WHAT IS REQUIRED >> All entries must be given again exactly as written.

GIVEN RECORDS >>
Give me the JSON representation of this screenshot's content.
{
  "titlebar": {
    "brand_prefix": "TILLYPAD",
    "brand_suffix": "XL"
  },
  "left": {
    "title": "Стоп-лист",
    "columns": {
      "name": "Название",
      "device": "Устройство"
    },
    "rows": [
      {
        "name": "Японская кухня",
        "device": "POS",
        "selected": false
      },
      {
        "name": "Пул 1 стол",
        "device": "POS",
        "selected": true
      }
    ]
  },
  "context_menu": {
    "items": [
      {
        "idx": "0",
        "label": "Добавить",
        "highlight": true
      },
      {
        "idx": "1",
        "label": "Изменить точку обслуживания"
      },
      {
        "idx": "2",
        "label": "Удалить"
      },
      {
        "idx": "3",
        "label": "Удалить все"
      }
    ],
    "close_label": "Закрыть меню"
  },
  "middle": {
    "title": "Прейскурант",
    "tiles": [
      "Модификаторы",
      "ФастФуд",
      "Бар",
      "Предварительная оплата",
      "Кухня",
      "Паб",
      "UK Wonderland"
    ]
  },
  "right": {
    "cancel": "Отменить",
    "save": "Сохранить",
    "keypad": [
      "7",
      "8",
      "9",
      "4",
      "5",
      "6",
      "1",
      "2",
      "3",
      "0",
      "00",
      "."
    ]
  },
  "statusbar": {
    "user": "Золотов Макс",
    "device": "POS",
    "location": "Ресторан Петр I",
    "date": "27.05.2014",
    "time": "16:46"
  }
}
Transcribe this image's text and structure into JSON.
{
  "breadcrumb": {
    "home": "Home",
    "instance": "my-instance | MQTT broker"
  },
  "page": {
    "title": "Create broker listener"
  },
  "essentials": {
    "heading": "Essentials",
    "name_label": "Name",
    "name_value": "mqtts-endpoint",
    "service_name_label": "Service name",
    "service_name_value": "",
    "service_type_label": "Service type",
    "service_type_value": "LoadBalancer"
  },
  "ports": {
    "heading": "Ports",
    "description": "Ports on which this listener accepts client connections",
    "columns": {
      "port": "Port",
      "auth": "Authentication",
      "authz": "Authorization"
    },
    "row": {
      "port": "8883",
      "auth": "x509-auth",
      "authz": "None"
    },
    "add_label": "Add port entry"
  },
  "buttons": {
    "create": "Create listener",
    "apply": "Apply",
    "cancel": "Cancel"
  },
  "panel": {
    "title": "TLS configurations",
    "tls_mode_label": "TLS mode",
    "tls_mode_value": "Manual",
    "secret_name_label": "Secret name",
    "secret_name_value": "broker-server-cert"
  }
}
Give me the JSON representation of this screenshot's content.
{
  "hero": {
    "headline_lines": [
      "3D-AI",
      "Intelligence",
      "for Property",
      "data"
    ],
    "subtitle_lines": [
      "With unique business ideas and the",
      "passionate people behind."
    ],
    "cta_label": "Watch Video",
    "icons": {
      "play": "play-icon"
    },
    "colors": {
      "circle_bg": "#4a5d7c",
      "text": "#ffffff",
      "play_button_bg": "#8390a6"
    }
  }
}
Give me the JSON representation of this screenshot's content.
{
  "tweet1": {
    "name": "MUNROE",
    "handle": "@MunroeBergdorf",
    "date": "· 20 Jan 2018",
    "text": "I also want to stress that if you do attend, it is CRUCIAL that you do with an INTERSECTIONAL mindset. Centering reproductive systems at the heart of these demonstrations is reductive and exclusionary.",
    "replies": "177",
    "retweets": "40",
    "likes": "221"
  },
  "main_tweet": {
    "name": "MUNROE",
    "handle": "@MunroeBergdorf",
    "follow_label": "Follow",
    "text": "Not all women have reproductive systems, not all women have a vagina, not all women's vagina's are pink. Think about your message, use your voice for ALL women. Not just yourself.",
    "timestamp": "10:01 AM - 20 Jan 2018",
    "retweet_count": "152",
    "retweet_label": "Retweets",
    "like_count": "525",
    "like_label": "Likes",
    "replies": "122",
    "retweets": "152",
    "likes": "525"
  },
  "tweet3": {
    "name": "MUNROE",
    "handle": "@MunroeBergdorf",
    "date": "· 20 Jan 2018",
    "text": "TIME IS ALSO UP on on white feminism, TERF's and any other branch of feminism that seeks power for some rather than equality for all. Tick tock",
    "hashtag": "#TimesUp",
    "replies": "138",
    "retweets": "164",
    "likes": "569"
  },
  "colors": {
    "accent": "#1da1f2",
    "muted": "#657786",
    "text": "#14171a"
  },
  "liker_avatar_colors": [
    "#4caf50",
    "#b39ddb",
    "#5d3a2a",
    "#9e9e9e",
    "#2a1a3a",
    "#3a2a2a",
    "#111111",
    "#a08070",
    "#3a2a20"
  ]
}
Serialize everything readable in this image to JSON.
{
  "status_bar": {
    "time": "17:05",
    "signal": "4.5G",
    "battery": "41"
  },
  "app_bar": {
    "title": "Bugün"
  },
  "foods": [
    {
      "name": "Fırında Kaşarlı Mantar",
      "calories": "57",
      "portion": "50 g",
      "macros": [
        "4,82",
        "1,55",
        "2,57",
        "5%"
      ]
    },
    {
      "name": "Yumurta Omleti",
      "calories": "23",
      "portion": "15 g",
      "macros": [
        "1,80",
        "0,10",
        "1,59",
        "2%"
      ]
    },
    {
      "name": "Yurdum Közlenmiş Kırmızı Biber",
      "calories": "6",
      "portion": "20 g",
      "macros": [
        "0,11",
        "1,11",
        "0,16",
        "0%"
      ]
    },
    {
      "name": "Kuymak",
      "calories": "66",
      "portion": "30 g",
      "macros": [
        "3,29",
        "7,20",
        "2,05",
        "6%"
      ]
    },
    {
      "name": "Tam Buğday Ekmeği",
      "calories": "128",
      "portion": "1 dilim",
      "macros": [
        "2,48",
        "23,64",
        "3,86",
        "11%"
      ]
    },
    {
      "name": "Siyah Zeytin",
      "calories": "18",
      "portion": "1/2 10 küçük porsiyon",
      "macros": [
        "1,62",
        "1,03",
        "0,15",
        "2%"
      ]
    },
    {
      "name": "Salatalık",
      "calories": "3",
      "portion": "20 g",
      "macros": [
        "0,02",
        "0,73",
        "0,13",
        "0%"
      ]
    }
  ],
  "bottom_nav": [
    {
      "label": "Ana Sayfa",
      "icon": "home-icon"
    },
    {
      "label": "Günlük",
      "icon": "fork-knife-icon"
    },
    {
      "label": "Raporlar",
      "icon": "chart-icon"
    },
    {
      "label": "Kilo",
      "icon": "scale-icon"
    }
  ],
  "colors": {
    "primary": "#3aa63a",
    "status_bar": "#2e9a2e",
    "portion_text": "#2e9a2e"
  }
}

TASK RESULT >>
Give me the JSON representation of this screenshot's content.
{
  "titlebar": {
    "brand_prefix": "TILLYPAD",
    "brand_suffix": "XL"
  },
  "left": {
    "title": "Стоп-лист",
    "columns": {
      "name": "Название",
      "device": "Устройство"
    },
    "rows": [
      {
        "name": "Японская кухня",
        "device": "POS",
        "selected": false
      },
      {
        "name": "Пул 1 стол",
        "device": "POS",
        "selected": true
      }
    ]
  },
  "context_menu": {
    "items": [
      {
        "idx": "0",
        "label": "Добавить",
        "highlight": true
      },
      {
        "idx": "1",
        "label": "Изменить точку обслуживания"
      },
      {
        "idx": "2",
        "label": "Удалить"
      },
      {
        "idx": "3",
        "label": "Удалить все"
      }
    ],
    "close_label": "Закрыть меню"
  },
  "middle": {
    "title": "Прейскурант",
    "tiles": [
      "Модификаторы",
      "ФастФуд",
      "Бар",
      "Предварительная оплата",
      "Кухня",
      "Паб",
      "UK Wonderland"
    ]
  },
  "right": {
    "cancel": "Отменить",
    "save": "Сохранить",
    "keypad": [
      "7",
      "8",
      "9",
      "4",
      "5",
      "6",
      "1",
      "2",
      "3",
      "0",
      "00",
      "."
    ]
  },
  "statusbar": {
    "user": "Золотов Макс",
    "device": "POS",
    "location": "Ресторан Петр I",
    "date": "27.05.2014",
    "time": "16:46"
  }
}
Transcribe this image's text and structure into JSON.
{
  "breadcrumb": {
    "home": "Home",
    "instance": "my-instance | MQTT broker"
  },
  "page": {
    "title": "Create broker listener"
  },
  "essentials": {
    "heading": "Essentials",
    "name_label": "Name",
    "name_value": "mqtts-endpoint",
    "service_name_label": "Service name",
    "service_name_value": "",
    "service_type_label": "Service type",
    "service_type_value": "LoadBalancer"
  },
  "ports": {
    "heading": "Ports",
    "description": "Ports on which this listener accepts client connections",
    "columns": {
      "port": "Port",
      "auth": "Authentication",
      "authz": "Authorization"
    },
    "row": {
      "port": "8883",
      "auth": "x509-auth",
      "authz": "None"
    },
    "add_label": "Add port entry"
  },
  "buttons": {
    "create": "Create listener",
    "apply": "Apply",
    "cancel": "Cancel"
  },
  "panel": {
    "title": "TLS configurations",
    "tls_mode_label": "TLS mode",
    "tls_mode_value": "Manual",
    "secret_name_label": "Secret name",
    "secret_name_value": "broker-server-cert"
  }
}
Give me the JSON representation of this screenshot's content.
{
  "hero": {
    "headline_lines": [
      "3D-AI",
      "Intelligence",
      "for Property",
      "data"
    ],
    "subtitle_lines": [
      "With unique business ideas and the",
      "passionate people behind."
    ],
    "cta_label": "Watch Video",
    "icons": {
      "play": "play-icon"
    },
    "colors": {
      "circle_bg": "#4a5d7c",
      "text": "#ffffff",
      "play_button_bg": "#8390a6"
    }
  }
}
Give me the JSON representation of this screenshot's content.
{
  "tweet1": {
    "name": "MUNROE",
    "handle": "@MunroeBergdorf",
    "date": "· 20 Jan 2018",
    "text": "I also want to stress that if you do attend, it is CRUCIAL that you do with an INTERSECTIONAL mindset. Centering reproductive systems at the heart of these demonstrations is reductive and exclusionary.",
    "replies": "177",
    "retweets": "40",
    "likes": "221"
  },
  "main_tweet": {
    "name": "MUNROE",
    "handle": "@MunroeBergdorf",
    "follow_label": "Follow",
    "text": "Not all women have reproductive systems, not all women have a vagina, not all women's vagina's are pink. Think about your message, use your voice for ALL women. Not just yourself.",
    "timestamp": "10:01 AM - 20 Jan 2018",
    "retweet_count": "152",
    "retweet_label": "Retweets",
    "like_count": "525",
    "like_label": "Likes",
    "replies": "122",
    "retweets": "152",
    "likes": "525"
  },
  "tweet3": {
    "name": "MUNROE",
    "handle": "@MunroeBergdorf",
    "date": "· 20 Jan 2018",
    "text": "TIME IS ALSO UP on on white feminism, TERF's and any other branch of feminism that seeks power for some rather than equality for all. Tick tock",
    "hashtag": "#TimesUp",
    "replies": "138",
    "retweets": "164",
    "likes": "569"
  },
  "colors": {
    "accent": "#1da1f2",
    "muted": "#657786",
    "text": "#14171a"
  },
  "liker_avatar_colors": [
    "#4caf50",
    "#b39ddb",
    "#5d3a2a",
    "#9e9e9e",
    "#2a1a3a",
    "#3a2a2a",
    "#111111",
    "#a08070",
    "#3a2a20"
  ]
}
Serialize everything readable in this image to JSON.
{
  "status_bar": {
    "time": "17:05",
    "signal": "4.5G",
    "battery": "41"
  },
  "app_bar": {
    "title": "Bugün"
  },
  "foods": [
    {
      "name": "Fırında Kaşarlı Mantar",
      "calories": "57",
      "portion": "50 g",
      "macros": [
        "4,82",
        "1,55",
        "2,57",
        "5%"
      ]
    },
    {
      "name": "Yumurta Omleti",
      "calories": "23",
      "portion": "15 g",
      "macros": [
        "1,80",
        "0,10",
        "1,59",
        "2%"
      ]
    },
    {
      "name": "Yurdum Közlenmiş Kırmızı Biber",
      "calories": "6",
      "portion": "20 g",
      "macros": [
        "0,11",
        "1,11",
        "0,16",
        "0%"
      ]
    },
    {
      "name": "Kuymak",
      "calories": "66",
      "portion": "30 g",
      "macros": [
        "3,29",
        "7,20",
        "2,05",
        "6%"
      ]
    },
    {
      "name": "Tam Buğday Ekmeği",
      "calories": "128",
      "portion": "1 dilim",
      "macros": [
        "2,48",
        "23,64",
        "3,86",
        "11%"
      ]
    },
    {
      "name": "Siyah Zeytin",
      "calories": "18",
      "portion": "1/2 10 küçük porsiyon",
      "macros": [
        "1,62",
        "1,03",
        "0,15",
        "2%"
      ]
    },
    {
      "name": "Salatalık",
      "calories": "3",
      "portion": "20 g",
      "macros": [
        "0,02",
        "0,73",
        "0,13",
        "0%"
      ]
    }
  ],
  "bottom_nav": [
    {
      "label": "Ana Sayfa",
      "icon": "home-icon"
    },
    {
      "label": "Günlük",
      "icon": "fork-knife-icon"
    },
    {
      "label": "Raporlar",
      "icon": "chart-icon"
    },
    {
      "label": "Kilo",
      "icon": "scale-icon"
    }
  ],
  "colors": {
    "primary": "#3aa63a",
    "status_bar": "#2e9a2e",
    "portion_text": "#2e9a2e"
  }
}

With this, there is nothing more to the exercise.